The amount of liquid poured into the chamber is determined by subtracting the quantity still in the beaker when the chamber is full from the original quantity . Most beakers are graduated in cubic centimeters ( cc. ) , making it necessary to convert the result to cubic inches . However , the displacement of the cylinder can be converted to cubic centimeters . The compression ratio arrived at with the formula will be the same regardless of whether cubic inches or cubic centimeters are used . The only precaution is that all volumes used in the formula be quoted in the same terms .

The volume of the cylinder opening in the head gasket must be computed by multiplying its area in square inches by the gasket's thickness in thousandths of an inch . Sometimes it is necessary to roughly calculate the square inch area of the opening but the calculation can usually be made with sufficient accuracy that it won't affect the final computation . The volume of the opening is added to the combustion chamber volume .

Another thing that must be taken into consideration is the volume of the area between the top of the piston and the top of the cylinder block when the piston is in top dead center position . Compute this volume by measuring the distance from the top of the block to the piston head as accurately as possible with a depth micrometer or some other precision measuring device and then multiply the area of the cylinder by the depth . The formula for this step is : Af . This volume is added to the total volume of the combustion chamber and head gasket opening . The total of these three volumes is the `` final combustion chamber volume '' .

After the factors just described have been computed , they are applied to the following formula : Af

For an example let's dream up an engine that has a final combustion chamber volume of 5 cubic inches and a cylinder volume of 45 cubic inches . Applying these figures to the formula we get the equation : Af . The compression ratio is 10 to 1 .

This method of computing compression ratio cannot be used accurately for engines that have pistons with either domed or irregularly shaped heads . Any irregularity on the piston heads will make it impossible , with normal means , to determine the final combustion chamber volume because the volume displaced by the piston heads cannot be readily computed . The only way to determine the final combustion chamber volume when such pistons are used is by measuring it with liquid while the cylinder head is bolted to the cylinder block and the piston is in top dead center position .

Gear ratio -- speed relationships There are four versions of the formula that involves the relationships of car speed , engine speed , rear axle gear ratio , and rear tire size . By using the appropriate version any one of these factors can be determined for any combination of the other three .

To simplify the formulas a representative symbol is substituted for each of the factors . These are

MPH for Car speed

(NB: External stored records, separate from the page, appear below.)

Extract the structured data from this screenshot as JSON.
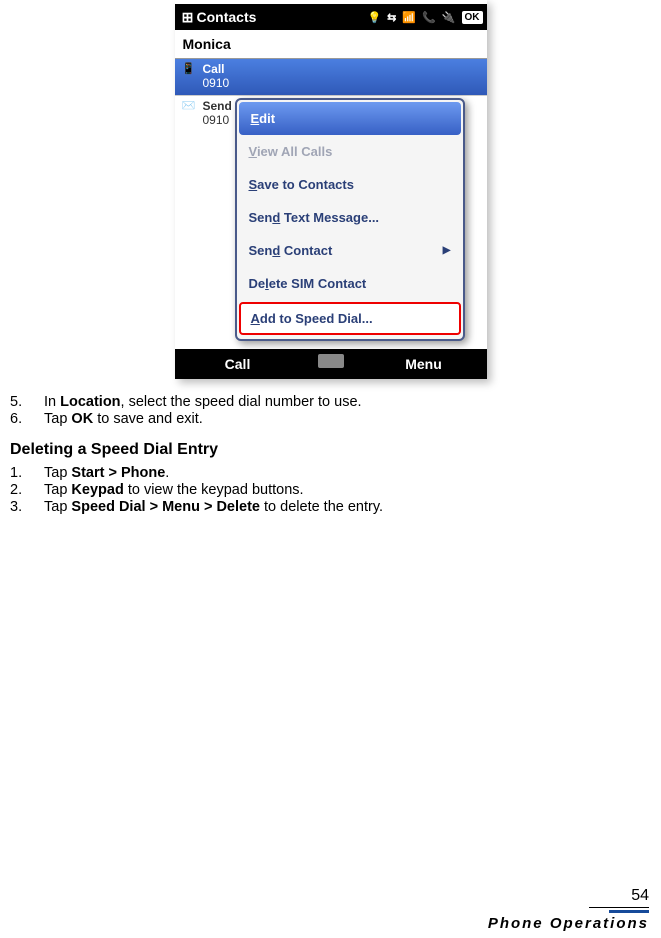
{
  "device": {
    "title": "Contacts",
    "status_icons": [
      "💡",
      "⇆",
      "📶",
      "📞",
      "🔌"
    ],
    "ok": "OK",
    "contact_name": "Monica",
    "entries": [
      {
        "label": "Call",
        "number": "0910"
      },
      {
        "label": "Send",
        "number": "0910"
      }
    ],
    "menu": {
      "items": [
        {
          "text_pre": "",
          "u": "E",
          "text_post": "dit",
          "state": "active"
        },
        {
          "text_pre": "",
          "u": "V",
          "text_post": "iew All Calls",
          "state": "disabled"
        },
        {
          "text_pre": "",
          "u": "S",
          "text_post": "ave to Contacts",
          "state": ""
        },
        {
          "text_pre": "Sen",
          "u": "d",
          "text_post": " Text Message...",
          "state": ""
        },
        {
          "text_pre": "Sen",
          "u": "d",
          "text_post": " Contact",
          "state": "",
          "arrow": true
        },
        {
          "text_pre": "De",
          "u": "l",
          "text_post": "ete SIM Contact",
          "state": ""
        },
        {
          "text_pre": "",
          "u": "A",
          "text_post": "dd to Speed Dial...",
          "state": "highlight"
        }
      ]
    },
    "softkeys": {
      "left": "Call",
      "right": "Menu"
    }
  },
  "doc": {
    "step5": {
      "num": "5.",
      "a": "In ",
      "b": "Location",
      "c": ", select the speed dial number to use."
    },
    "step6": {
      "num": "6.",
      "a": "Tap ",
      "b": "OK",
      "c": " to save and exit."
    },
    "section": "Deleting a Speed Dial Entry",
    "d1": {
      "num": "1.",
      "a": "Tap ",
      "b": "Start > Phone",
      "c": "."
    },
    "d2": {
      "num": "2.",
      "a": "Tap ",
      "b": "Keypad",
      "c": " to view the keypad buttons."
    },
    "d3": {
      "num": "3.",
      "a": "Tap ",
      "b": "Speed Dial > Menu > Delete",
      "c": " to delete the entry."
    }
  },
  "footer": {
    "page": "54",
    "title": "Phone Operations"
  }
}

, for Engine crankshaft speed

, for Rear axle gear ratio

, for Tire size

Tire size can be determined in several ways but the one that is the easiest and as accurate as any is by measuring the effective radius of a wheel and tire assembly . This is done by measuring the distance from the surface on which the tire is resting to the center of the rear axle shaft . A tire must be inflated to its normal hot operating pressure and the car must be loaded to its operating weight when this measurement is made . The measurement must be in inches . Any fraction of an inch involved in the measurement must be converted to a decimal equivalent to simplify the mathematics . When tire size is measured in this manner a constant of 168 is used in the formula .

To determine car speed for a given combination of engine speed , gear ratio , and tire size , the formula is : Af . For an engine speed of 5000 rpm , a gear ratio of 4.00 to 1 , and a tire radius of 13 inches , the equation would look like this : Af

To determine engine speed for a given combination of the other three factors the formula is : Af . Using the same figures as for the previous example , the equation becomes : Af

To determine the rear axle gear ratio for a combination of the other three factors , the formula is : Af . Using the figures from the previous examples , the equation becomes : Af .